**What is expected**. Below are records; report the number of lines among them that include the word "action", and nothing further.

Interface dataset entries
* * *
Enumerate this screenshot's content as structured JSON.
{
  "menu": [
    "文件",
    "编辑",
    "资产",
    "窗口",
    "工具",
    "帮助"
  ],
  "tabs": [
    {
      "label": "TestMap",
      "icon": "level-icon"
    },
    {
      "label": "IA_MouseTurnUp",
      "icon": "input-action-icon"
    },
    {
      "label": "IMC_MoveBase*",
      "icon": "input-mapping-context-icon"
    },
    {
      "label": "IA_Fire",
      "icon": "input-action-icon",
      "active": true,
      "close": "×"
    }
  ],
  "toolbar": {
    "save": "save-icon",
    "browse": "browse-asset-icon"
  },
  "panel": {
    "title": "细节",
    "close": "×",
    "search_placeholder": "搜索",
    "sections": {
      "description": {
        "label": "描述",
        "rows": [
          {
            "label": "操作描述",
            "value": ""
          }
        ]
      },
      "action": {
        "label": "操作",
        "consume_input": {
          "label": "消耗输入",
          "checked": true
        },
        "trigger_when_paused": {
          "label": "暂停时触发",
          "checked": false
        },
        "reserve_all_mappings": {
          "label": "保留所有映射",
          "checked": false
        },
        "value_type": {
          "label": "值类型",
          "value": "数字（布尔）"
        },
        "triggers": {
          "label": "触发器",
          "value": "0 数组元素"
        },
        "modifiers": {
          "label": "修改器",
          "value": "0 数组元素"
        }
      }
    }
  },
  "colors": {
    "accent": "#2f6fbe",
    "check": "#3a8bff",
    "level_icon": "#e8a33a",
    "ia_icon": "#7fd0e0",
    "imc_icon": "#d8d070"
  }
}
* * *
**Response box**. 3